▸ **About this exercise**
Pull out every line in the data that has the string "heading" in it.

▸ **Task material**
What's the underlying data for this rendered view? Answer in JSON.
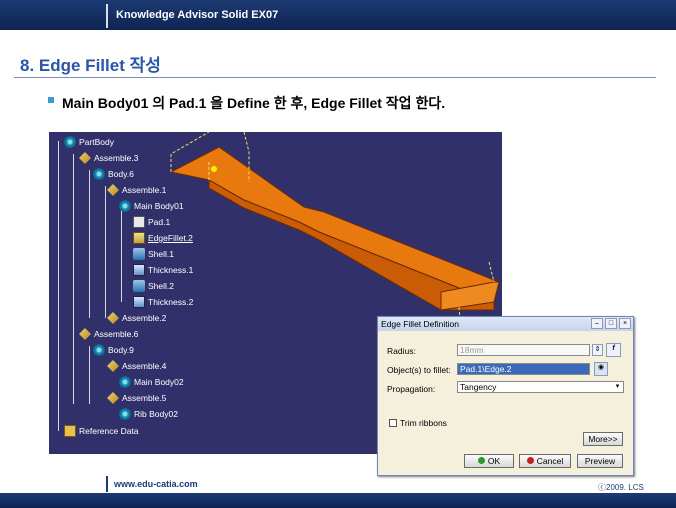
{
  "header": {
    "title": "Knowledge Advisor Solid EX07"
  },
  "slide": {
    "heading": "8. Edge Fillet 작성",
    "subtitle": "Main Body01 의 Pad.1 을 Define 한 후, Edge Fillet 작업 한다."
  },
  "tree": {
    "items": [
      {
        "label": "PartBody",
        "icon": "gear-icon"
      },
      {
        "label": "Assemble.3",
        "icon": "assemble-icon"
      },
      {
        "label": "Body.6",
        "icon": "gear-icon"
      },
      {
        "label": "Assemble.1",
        "icon": "assemble-icon"
      },
      {
        "label": "Main Body01",
        "icon": "gear-icon"
      },
      {
        "label": "Pad.1",
        "icon": "pad-icon"
      },
      {
        "label": "EdgeFillet.2",
        "icon": "edge-fillet-icon"
      },
      {
        "label": "Shell.1",
        "icon": "shell-icon"
      },
      {
        "label": "Thickness.1",
        "icon": "thickness-icon"
      },
      {
        "label": "Shell.2",
        "icon": "shell-icon"
      },
      {
        "label": "Thickness.2",
        "icon": "thickness-icon"
      },
      {
        "label": "Assemble.2",
        "icon": "assemble-icon"
      },
      {
        "label": "Assemble.6",
        "icon": "assemble-icon"
      },
      {
        "label": "Body.9",
        "icon": "gear-icon"
      },
      {
        "label": "Assemble.4",
        "icon": "assemble-icon"
      },
      {
        "label": "Main Body02",
        "icon": "gear-icon"
      },
      {
        "label": "Assemble.5",
        "icon": "assemble-icon"
      },
      {
        "label": "Rib Body02",
        "icon": "gear-icon"
      },
      {
        "label": "Reference Data",
        "icon": "reference-icon"
      }
    ]
  },
  "dialog": {
    "title": "Edge Fillet Definition",
    "radius_label": "Radius:",
    "radius_value": "18mm",
    "objects_label": "Object(s) to fillet:",
    "objects_value": "Pad.1\\Edge.2",
    "propagation_label": "Propagation:",
    "propagation_value": "Tangency",
    "trim_label": "Trim ribbons",
    "more_label": "More>>",
    "ok_label": "OK",
    "cancel_label": "Cancel",
    "preview_label": "Preview"
  },
  "footer": {
    "left": "www.edu-catia.com",
    "right": "ⓒ2009. LCS"
  },
  "colors": {
    "header": "#1c3a73",
    "heading": "#2b55a8",
    "viewport": "#32306a",
    "part": "#e0700a"
  }
}
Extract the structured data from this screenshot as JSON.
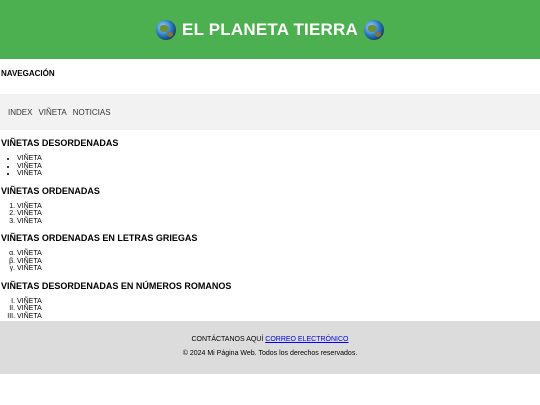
{
  "header": {
    "title": "EL PLANETA TIERRA",
    "left_icon": "globe-icon",
    "right_icon": "globe-icon"
  },
  "nav": {
    "heading": "NAVEGACIÓN",
    "links": [
      "INDEX",
      "VIÑETA",
      "NOTICIAS"
    ]
  },
  "sections": [
    {
      "title": "VIÑETAS DESORDENADAS",
      "style": "disc",
      "items": [
        "VIÑETA",
        "VIÑETA",
        "VIÑETA"
      ]
    },
    {
      "title": "VIÑETAS ORDENADAS",
      "style": "decimal",
      "items": [
        "VIÑETA",
        "VIÑETA",
        "VIÑETA"
      ]
    },
    {
      "title": "VIÑETAS ORDENADAS EN LETRAS GRIEGAS",
      "style": "lower-greek",
      "items": [
        "VIÑETA",
        "VIÑETA",
        "VIÑETA"
      ]
    },
    {
      "title": "VIÑETAS DESORDENADAS EN NÚMEROS ROMANOS",
      "style": "upper-roman",
      "items": [
        "VIÑETA",
        "VIÑETA",
        "VIÑETA"
      ]
    }
  ],
  "footer": {
    "contact_prefix": "CONTÁCTANOS AQUÍ",
    "contact_link": "CORREO ELECTRÓNICO",
    "copyright": "© 2024 Mi Página Web. Todos los derechos reservados."
  },
  "colors": {
    "header_bg": "#4caf50",
    "nav_bg": "#f2f2f2",
    "footer_bg": "#dcdcdc",
    "link": "#0000ee"
  }
}
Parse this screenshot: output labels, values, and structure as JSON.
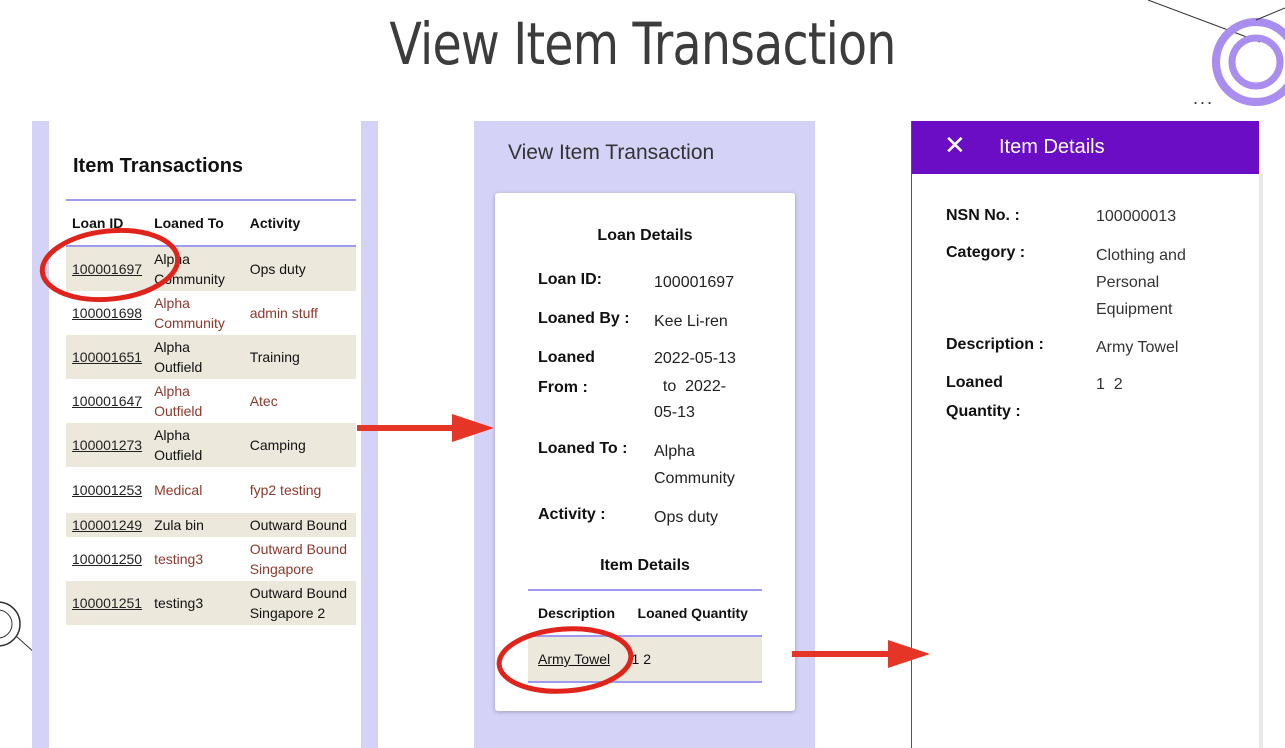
{
  "slide_title": "View Item Transaction",
  "ellipsis": "...",
  "panel1": {
    "heading": "Item Transactions",
    "columns": [
      "Loan ID",
      "Loaned To",
      "Activity"
    ],
    "rows": [
      {
        "id": "100001697",
        "to": "Alpha Community",
        "activity": "Ops duty"
      },
      {
        "id": "100001698",
        "to": "Alpha Community",
        "activity": "admin stuff"
      },
      {
        "id": "100001651",
        "to": "Alpha Outfield",
        "activity": "Training"
      },
      {
        "id": "100001647",
        "to": "Alpha Outfield",
        "activity": "Atec"
      },
      {
        "id": "100001273",
        "to": "Alpha Outfield",
        "activity": "Camping"
      },
      {
        "id": "100001253",
        "to": "Medical",
        "activity": "fyp2 testing"
      },
      {
        "id": "100001249",
        "to": "Zula bin",
        "activity": "Outward Bound"
      },
      {
        "id": "100001250",
        "to": "testing3",
        "activity": "Outward Bound Singapore"
      },
      {
        "id": "100001251",
        "to": "testing3",
        "activity": "Outward Bound Singapore 2"
      }
    ]
  },
  "panel2": {
    "header": "View Item Transaction",
    "loan_section": "Loan Details",
    "loan_id_label": "Loan ID:",
    "loan_id": "100001697",
    "loaned_by_label": "Loaned By :",
    "loaned_by": "Kee Li-ren",
    "loaned_from_label_1": "Loaned",
    "loaned_from_label_2": "From :",
    "loaned_from_1": "2022-05-13",
    "loaned_from_2": "  to  2022-",
    "loaned_from_3": "05-13",
    "loaned_to_label": "Loaned To :",
    "loaned_to_1": "Alpha",
    "loaned_to_2": "Community",
    "activity_label": "Activity :",
    "activity": "Ops duty",
    "item_section": "Item Details",
    "item_columns": [
      "Description",
      "Loaned Quantity"
    ],
    "item_rows": [
      {
        "description": "Army Towel",
        "quantity": "1 2"
      }
    ]
  },
  "panel3": {
    "title": "Item Details",
    "close_icon": "✕",
    "nsn_label": "NSN No. :",
    "nsn": "100000013",
    "category_label": "Category :",
    "category_1": "Clothing and",
    "category_2": "Personal",
    "category_3": "Equipment",
    "description_label": "Description :",
    "description": "Army Towel",
    "quantity_label_1": "Loaned",
    "quantity_label_2": "Quantity :",
    "quantity": "1  2"
  },
  "colors": {
    "accent": "#6a0dc4",
    "panel_bg": "#d4d2f7",
    "row_bg": "#ece8dc",
    "arrow": "#e53526",
    "circle": "#e0241b"
  }
}
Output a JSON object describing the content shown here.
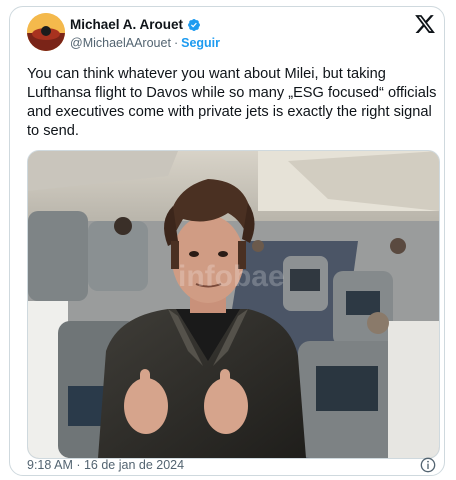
{
  "author": {
    "name": "Michael A. Arouet",
    "handle": "@MichaelAArouet",
    "separator": "·",
    "follow_label": "Seguir",
    "verified": true
  },
  "tweet": {
    "text": "You can think whatever you want about Milei, but taking Lufthansa flight to Davos while so many „ESG focused“ officials and executives come with private jets is exactly the right signal to send."
  },
  "photo": {
    "watermark": "infobae"
  },
  "footer": {
    "timestamp": "9:18 AM · 16 de jan de 2024"
  },
  "colors": {
    "link": "#1d9bf0",
    "secondary_text": "#536471",
    "primary_text": "#0f1419",
    "border": "#cfd9de"
  },
  "icons": [
    "avatar-icon",
    "verified-badge-icon",
    "x-logo-icon",
    "info-icon"
  ]
}
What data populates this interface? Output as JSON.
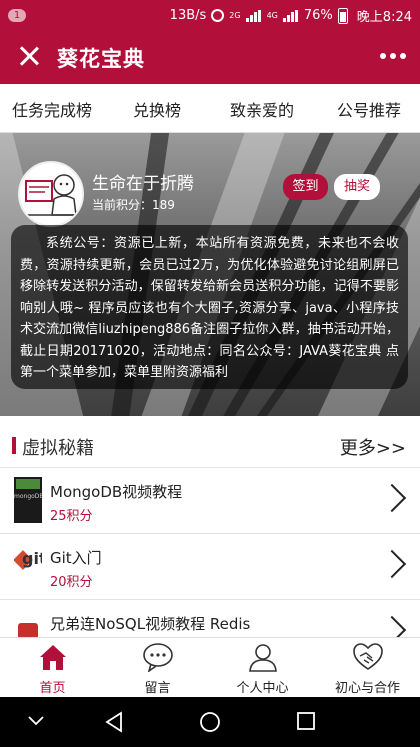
{
  "status_bar": {
    "notification_count": "1",
    "speed": "13B/s",
    "network_1": "2G",
    "network_2": "4G",
    "battery": "76%",
    "time": "晚上8:24"
  },
  "title_bar": {
    "title": "葵花宝典",
    "close_icon": "close-icon",
    "more_icon": "more-dots-icon"
  },
  "nav_tabs": [
    "任务完成榜",
    "兑换榜",
    "致亲爱的",
    "公号推荐"
  ],
  "profile": {
    "username": "生命在于折腾",
    "points_label": "当前积分：",
    "points_value": "189",
    "signin_label": "签到",
    "lottery_label": "抽奖"
  },
  "notice": "系统公号：资源已上新，本站所有资源免费，未来也不会收费，资源持续更新，会员已过2万，为优化体验避免讨论组刷屏已移除转发送积分活动，保留转发给新会员送积分功能，记得不要影响别人哦~ 程序员应该也有个大圈子,资源分享、java、小程序技术交流加微信liuzhipeng886备注圈子拉你入群，抽书活动开始，截止日期20171020，活动地点：同名公众号：JAVA葵花宝典 点第一个菜单参加，菜单里附资源福利",
  "section": {
    "title": "虚拟秘籍",
    "more_label": "更多>>"
  },
  "items": [
    {
      "name": "MongoDB视频教程",
      "points": "25积分",
      "thumb_text": "mongoDB"
    },
    {
      "name": "Git入门",
      "points": "20积分",
      "thumb_text": "git"
    },
    {
      "name": "兄弟连NoSQL视频教程 Redis",
      "points": "",
      "thumb_text": ""
    }
  ],
  "tab_bar": [
    {
      "label": "首页",
      "icon": "home-icon",
      "active": true
    },
    {
      "label": "留言",
      "icon": "chat-bubble-icon",
      "active": false
    },
    {
      "label": "个人中心",
      "icon": "person-icon",
      "active": false
    },
    {
      "label": "初心与合作",
      "icon": "handshake-icon",
      "active": false
    }
  ],
  "colors": {
    "primary": "#b2103a",
    "points_text": "#b2103a"
  }
}
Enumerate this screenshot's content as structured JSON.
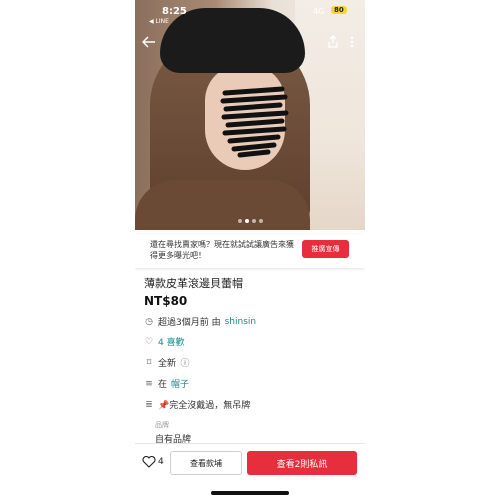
{
  "status_bar": {
    "time": "8:25",
    "source_app": "◀ LINE",
    "network": "4G",
    "battery": "80"
  },
  "hero": {
    "image_count": 4,
    "active_index": 1
  },
  "ad": {
    "message": "還在尋找賣家嗎？現在就試試讓廣告來獲得更多曝光吧！",
    "button": "推廣宣傳"
  },
  "product": {
    "title": "薄款皮革滾邊貝蕾帽",
    "price": "NT$80",
    "posted": "超過3個月前 由",
    "seller": "shinsin",
    "likes": "4 喜歡",
    "condition": "全新",
    "category_prefix": "在",
    "category": "帽子",
    "description": "📌完全沒戴過，無吊牌",
    "brand_label": "品牌",
    "brand": "自有品牌"
  },
  "bottom_bar": {
    "like_count": "4",
    "view_options": "查看款埔",
    "message_button": "查看2則私訊"
  }
}
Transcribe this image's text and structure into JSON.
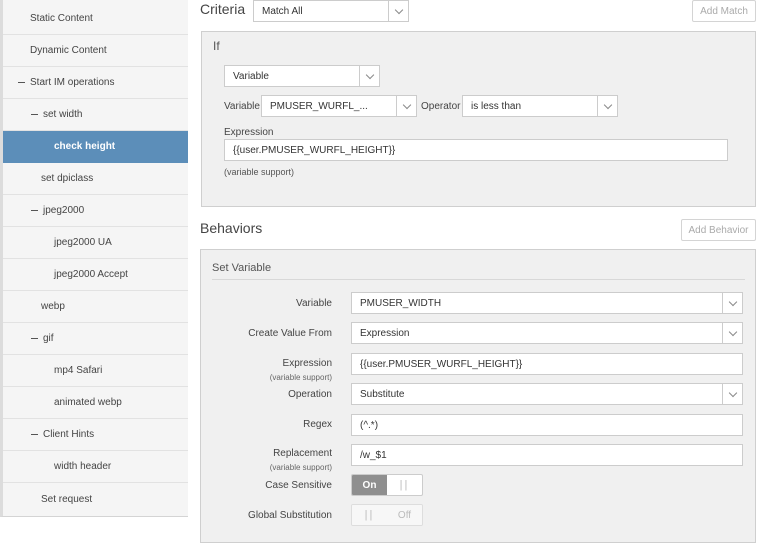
{
  "sidebar": {
    "items": [
      {
        "label": "Static Content"
      },
      {
        "label": "Dynamic Content"
      },
      {
        "label": "Start IM operations"
      },
      {
        "label": "set width"
      },
      {
        "label": "check height"
      },
      {
        "label": "set dpiclass"
      },
      {
        "label": "jpeg2000"
      },
      {
        "label": "jpeg2000 UA"
      },
      {
        "label": "jpeg2000 Accept"
      },
      {
        "label": "webp"
      },
      {
        "label": "gif"
      },
      {
        "label": "mp4 Safari"
      },
      {
        "label": "animated webp"
      },
      {
        "label": "Client Hints"
      },
      {
        "label": "width header"
      },
      {
        "label": "Set request"
      }
    ],
    "selected_label": "check height",
    "selected_color": "#5c8eb9"
  },
  "criteria": {
    "title": "Criteria",
    "match_value": "Match All",
    "add_match_label": "Add Match",
    "if_box": {
      "title": "If",
      "type_value": "Variable",
      "variable_label": "Variable",
      "variable_value": "PMUSER_WURFL_...",
      "operator_label": "Operator",
      "operator_value": "is less than",
      "expression_label": "Expression",
      "expression_value": "{{user.PMUSER_WURFL_HEIGHT}}",
      "variable_support": "(variable support)"
    }
  },
  "behaviors": {
    "title": "Behaviors",
    "add_behavior_label": "Add Behavior",
    "set_variable": {
      "title": "Set Variable",
      "variable_label": "Variable",
      "variable_value": "PMUSER_WIDTH",
      "create_value_label": "Create Value From",
      "create_value_value": "Expression",
      "expression_label": "Expression",
      "expression_sub": "(variable support)",
      "expression_value": "{{user.PMUSER_WURFL_HEIGHT}}",
      "operation_label": "Operation",
      "operation_value": "Substitute",
      "regex_label": "Regex",
      "regex_value": "(^.*)",
      "replacement_label": "Replacement",
      "replacement_sub": "(variable support)",
      "replacement_value": "/w_$1",
      "case_sensitive_label": "Case Sensitive",
      "case_sensitive_on": "On",
      "case_sensitive_grip": "||",
      "global_sub_label": "Global Substitution",
      "global_sub_grip": "||",
      "global_sub_off": "Off"
    }
  }
}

▸ **Answer box**
    "heading": "8. Edge Fillet 작성",
    "heading": "#2b55a8",
    "heading": "NAVEGACIÓN",
    "heading": "Item Transactions",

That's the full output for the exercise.